Prevent And Reverse Disease Without Medication
So what can you do to avoid cardiovascular disease as a result of using your prescribed diabetes medication?
Of course, the best thing you can do is minimize your risk for a heart attack or stroke.
At particular risk is anyone who eats animal products, as this type of food is known to contribute to and cause cardiovascular disease. This is due to the fact that when animal proteins are consumed, they cause your liver to secrete substances known as trimethylamine N-oxide (TMAO) and gamma butyrobetaine (yBB). Both TMAO and yBB promote and accelerate the formation of plaque in the arteries, and TMAO in particular, reduces your body’s natural ability to excrete plaque.
To learn how to prevent and reverse diabetes, heart disease, and even cancer, naturally, and all at the same time, I highly recommend that you read the following books:
The China Study: The Most Comprehensive Study of Nutrition Ever Conducted And the Startling Implications for Diet, Weight Loss, and Long-Term Health, by T Colin Campbell, Ph.D. and Thomas M. Campbell II, M.D.
- “FDA: 2 Diabetes Drugs May Be Linked to Heart Failure Risk: MedlinePlus.” U.S National Library of Medicine. April 5, 2016. https://www.nlm.nih.gov/medlineplus/news/fullstory_158144.html.

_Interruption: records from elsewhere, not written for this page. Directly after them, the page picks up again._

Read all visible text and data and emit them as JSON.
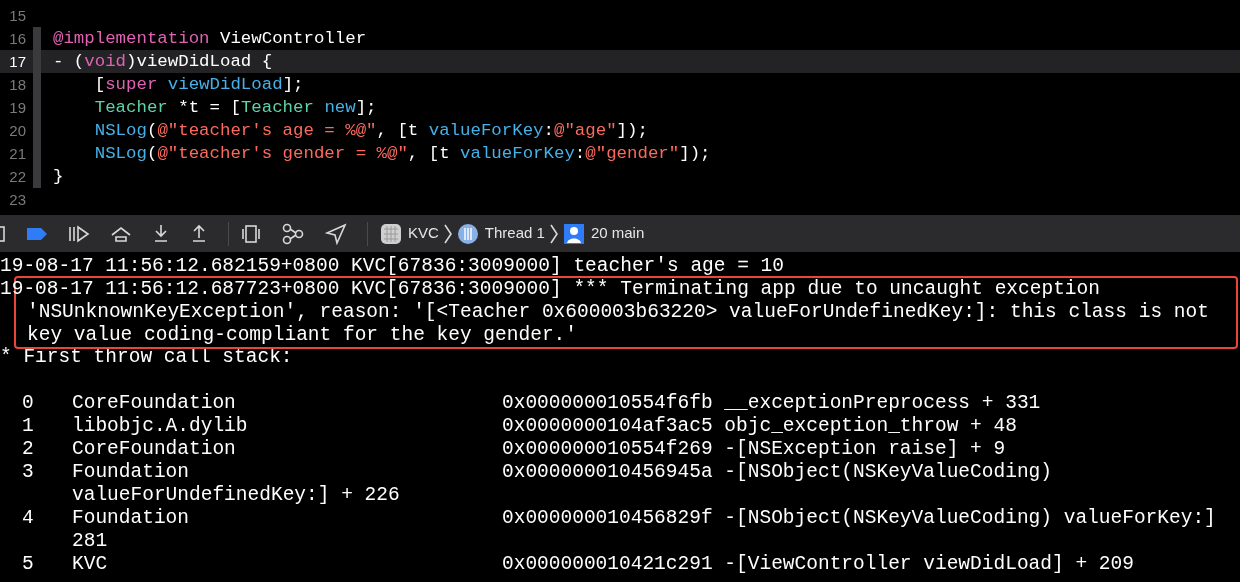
{
  "editor": {
    "lines": [
      {
        "number": "15",
        "current": false
      },
      {
        "number": "16",
        "current": false,
        "tokens": [
          {
            "kind": "keyword",
            "text": "@implementation"
          },
          {
            "kind": "plain",
            "text": " ViewController"
          }
        ]
      },
      {
        "number": "17",
        "current": true,
        "tokens": [
          {
            "kind": "plain",
            "text": "- ("
          },
          {
            "kind": "keyword",
            "text": "void"
          },
          {
            "kind": "plain",
            "text": ")viewDidLoad {"
          }
        ]
      },
      {
        "number": "18",
        "current": false,
        "tokens": [
          {
            "kind": "plain",
            "text": "    ["
          },
          {
            "kind": "keyword",
            "text": "super "
          },
          {
            "kind": "method",
            "text": "viewDidLoad"
          },
          {
            "kind": "plain",
            "text": "];"
          }
        ]
      },
      {
        "number": "19",
        "current": false,
        "tokens": [
          {
            "kind": "type",
            "text": "    Teacher"
          },
          {
            "kind": "plain",
            "text": " *t = ["
          },
          {
            "kind": "type",
            "text": "Teacher "
          },
          {
            "kind": "method",
            "text": "new"
          },
          {
            "kind": "plain",
            "text": "];"
          }
        ]
      },
      {
        "number": "20",
        "current": false,
        "tokens": [
          {
            "kind": "method",
            "text": "    NSLog"
          },
          {
            "kind": "plain",
            "text": "("
          },
          {
            "kind": "string",
            "text": "@\"teacher's age = %@\""
          },
          {
            "kind": "plain",
            "text": ", [t "
          },
          {
            "kind": "method",
            "text": "valueForKey"
          },
          {
            "kind": "plain",
            "text": ":"
          },
          {
            "kind": "string",
            "text": "@\"age\""
          },
          {
            "kind": "plain",
            "text": "]);"
          }
        ]
      },
      {
        "number": "21",
        "current": false,
        "tokens": [
          {
            "kind": "method",
            "text": "    NSLog"
          },
          {
            "kind": "plain",
            "text": "("
          },
          {
            "kind": "string",
            "text": "@\"teacher's gender = %@\""
          },
          {
            "kind": "plain",
            "text": ", [t "
          },
          {
            "kind": "method",
            "text": "valueForKey"
          },
          {
            "kind": "plain",
            "text": ":"
          },
          {
            "kind": "string",
            "text": "@\"gender\""
          },
          {
            "kind": "plain",
            "text": "]);"
          }
        ]
      },
      {
        "number": "22",
        "current": false,
        "tokens": [
          {
            "kind": "plain",
            "text": "}"
          }
        ]
      },
      {
        "number": "23",
        "current": false
      }
    ]
  },
  "debug_bar": {
    "breakpoints_active": true,
    "breadcrumbs": [
      {
        "kind": "app",
        "label": "KVC"
      },
      {
        "kind": "thread",
        "label": "Thread 1"
      },
      {
        "kind": "frame",
        "label": "20 main"
      }
    ]
  },
  "console": {
    "log_line": "19-08-17 11:56:12.682159+0800 KVC[67836:3009000] teacher's age = 10",
    "error_lines": [
      "19-08-17 11:56:12.687723+0800 KVC[67836:3009000] *** Terminating app due to uncaught exception",
      "'NSUnknownKeyException', reason: '[<Teacher 0x600003b63220> valueForUndefinedKey:]: this class is not",
      "key value coding-compliant for the key gender.'"
    ],
    "stack_title": "* First throw call stack:",
    "frames": [
      {
        "index": "0",
        "library": "CoreFoundation",
        "address": "0x000000010554f6fb",
        "symbol": "__exceptionPreprocess + 331"
      },
      {
        "index": "1",
        "library": "libobjc.A.dylib",
        "address": "0x0000000104af3ac5",
        "symbol": "objc_exception_throw + 48"
      },
      {
        "index": "2",
        "library": "CoreFoundation",
        "address": "0x000000010554f269",
        "symbol": "-[NSException raise] + 9"
      },
      {
        "index": "3",
        "library": "Foundation",
        "address": "0x000000010456945a",
        "symbol": "-[NSObject(NSKeyValueCoding)",
        "continuation": "valueForUndefinedKey:] + 226"
      },
      {
        "index": "4",
        "library": "Foundation",
        "address": "0x000000010456829f",
        "symbol": "-[NSObject(NSKeyValueCoding) valueForKey:]",
        "continuation": "281"
      },
      {
        "index": "5",
        "library": "KVC",
        "address": "0x000000010421c291",
        "symbol": "-[ViewController viewDidLoad] + 209"
      }
    ]
  }
}
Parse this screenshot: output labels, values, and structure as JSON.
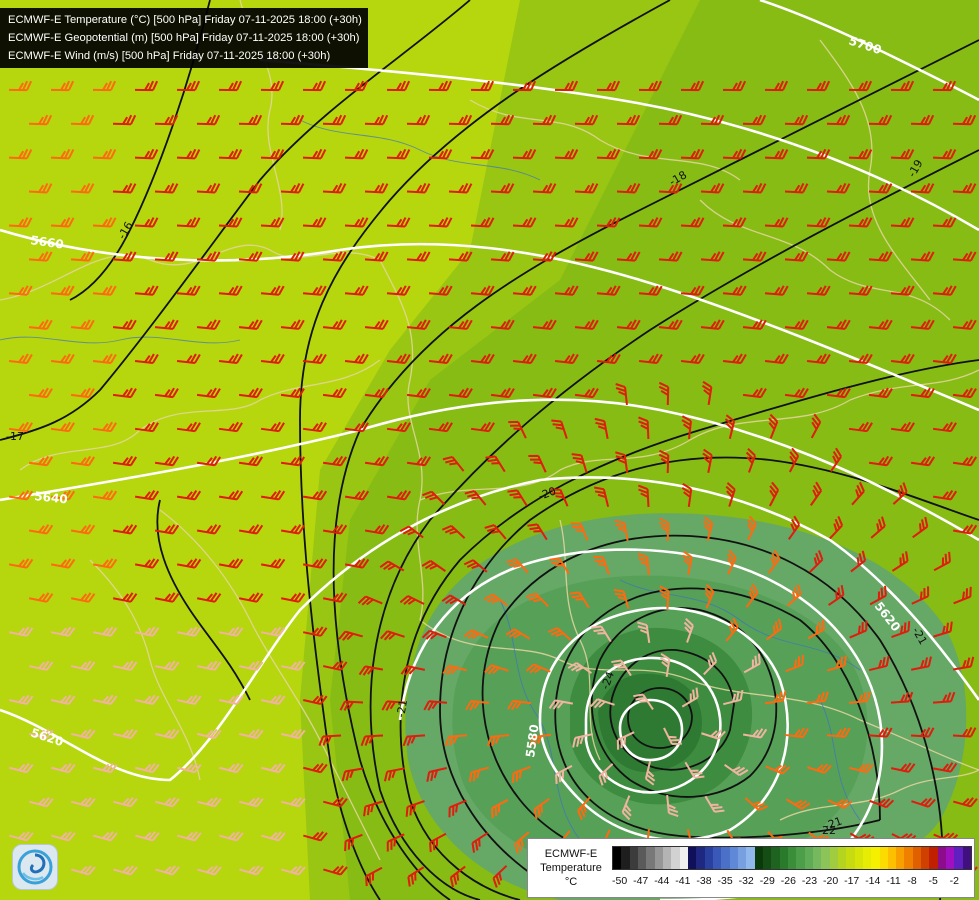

- Scirica, Benjamin M., Deepak L. Bhatt, Eugene Braunwald, P. Gabriel Steg, Jaime Davidson, Boaz Hirshberg, Peter Ohman, Robert Frederich, Stephen D. Wiviott, Elaine B. Hoffman, Matthew A. Cavender, Jacob A. Udell, Nihar R. Desai, Ofri Mosenzon, Darren K. Mcguire, Kausik K. Ray, Lawrence A. Leiter, and Itamar Raz. “Saxagliptin and Cardiovascular Outcomes in Patients with Type 2 Diabetes Mellitus.” New England Journal of Medicine N Engl J Med 369, no. 14 (October 03, 2013): 1317-326. doi:10.1056/nejmoa1307684.
- Tuccori, Marco, Kristian B. Filion, Hui Yin, Oriana H. Yu, Robert W. Platt, and Laurent Azoulay. “Pioglitazone Use and Risk of Bladder Cancer: Population Based Cohort Study.” Bmj, March 30, 2016, I1541. doi:10.1136/bmj.i1541.
- Voller, Robert D., and William B. Strong. “Pediatric Aspects of Atherosclerosis.” American Heart Journal 101, no. 6 (June 1981): 815-36. doi:10.1016/0002-8703(81)90621-9.
- Armstrong, N., J. Balding, P. Gentle, and B. Kirby. “Estimation of Coronary Risk Factors in British Schoolchildren: A Preliminary Report.” British Journal of Sports Medicine 24, no. 1 (March 24, 1990): 61-66. doi:10.1136/bjsm.24.1.61.
- Enos, William F. “Coronary Disease Among United States Soldiers Killed In Action In Korea.” JAMA Journal of the American Medical Association 152, no. 12 (July 18, 1953): 1090. doi:10.1001/jama.1953.03690120006002.